Mr Rhodes was suspended by the police and crime commissioner for Lincolnshire Alan Hardwick for alleged misconduct.

The suspension was described as “irrational and perverse” in a judicial review and Mr Rhodes was cleared of the allegations and returned to work shortly after.

He has since been permanently made Chief Constable for Lincolnshire.

The investigation by the task group cost £20,000 and the total cost of the investigation, including legal fees before and after the judicial review and an independent review by Sir Peter Fahy, was £160,000.

The final report will be considered on Thursday by the crime panel.

The panel comprises 10 councillors and two independent members and was formed to scutinise the action of the police and crime commissioner.

In its report, the panel recommend that the commissioner should:

l Seek expert legal advice regarding the viability of major decisions prior to making the decision.

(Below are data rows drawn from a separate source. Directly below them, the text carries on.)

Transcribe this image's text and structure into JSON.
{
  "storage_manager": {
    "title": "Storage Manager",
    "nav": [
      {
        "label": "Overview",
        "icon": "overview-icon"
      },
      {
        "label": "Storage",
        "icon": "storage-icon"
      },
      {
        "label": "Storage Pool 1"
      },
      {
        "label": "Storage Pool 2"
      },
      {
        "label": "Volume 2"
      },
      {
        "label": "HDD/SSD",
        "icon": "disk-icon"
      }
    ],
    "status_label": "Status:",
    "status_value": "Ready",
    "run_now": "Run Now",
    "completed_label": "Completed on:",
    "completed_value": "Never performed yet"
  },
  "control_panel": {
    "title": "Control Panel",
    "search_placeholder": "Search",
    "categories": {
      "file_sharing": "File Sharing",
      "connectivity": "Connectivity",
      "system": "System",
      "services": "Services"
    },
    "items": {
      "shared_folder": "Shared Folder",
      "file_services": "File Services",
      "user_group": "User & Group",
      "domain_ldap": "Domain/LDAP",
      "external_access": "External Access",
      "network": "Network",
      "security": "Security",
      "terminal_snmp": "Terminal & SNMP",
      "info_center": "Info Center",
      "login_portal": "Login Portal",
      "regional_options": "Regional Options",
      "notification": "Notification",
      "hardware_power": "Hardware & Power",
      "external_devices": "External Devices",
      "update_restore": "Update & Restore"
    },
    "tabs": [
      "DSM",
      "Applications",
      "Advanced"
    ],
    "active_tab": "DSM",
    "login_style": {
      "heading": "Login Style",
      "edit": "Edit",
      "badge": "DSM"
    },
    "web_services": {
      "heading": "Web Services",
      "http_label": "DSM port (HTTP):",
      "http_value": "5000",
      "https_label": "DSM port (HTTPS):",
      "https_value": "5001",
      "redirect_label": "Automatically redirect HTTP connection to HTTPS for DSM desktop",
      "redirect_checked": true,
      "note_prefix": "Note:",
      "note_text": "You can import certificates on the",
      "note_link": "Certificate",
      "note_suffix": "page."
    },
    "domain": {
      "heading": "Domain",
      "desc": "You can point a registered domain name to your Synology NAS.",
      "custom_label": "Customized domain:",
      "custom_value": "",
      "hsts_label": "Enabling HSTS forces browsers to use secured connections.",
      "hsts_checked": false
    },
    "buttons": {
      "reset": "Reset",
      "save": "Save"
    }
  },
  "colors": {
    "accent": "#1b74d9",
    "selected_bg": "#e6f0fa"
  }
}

l Carry out thorough risk assessments assessing corporate, strategic, legal, financial and reputational risks before making major decisions and do not focus solely on risks to the commissioner.

l Seek professional advice surrounding media and press releases when an investigation of a senior officer is to be undertaken.

Chairman of the task group, Chris Cook, said: “We have developed a detailed chronology of events before, during and after the suspension and we have reviewed hundreds of pages of evidence to enable us to form a credible and accurate report.

“The decision to suspend the temporary chief constable placed Lincolnshire Police under the glare of the national spotlight – attracting unfavourable media 
interest, public interest and, in the view of the task group, resulted in some costs that could have been much reduced.

“While it is clear the commissioner and temporary chief constable have both moved on from the suspension, the recommendations we will put before the panel are based on the evidence provided to us during our review and lessons we feel strongly should be learned as a result of what happened.

“As well as bringing about local change, we also hope that our conclusions and recommendations influence others, ensuring that 
similar situations are handled more effectively in the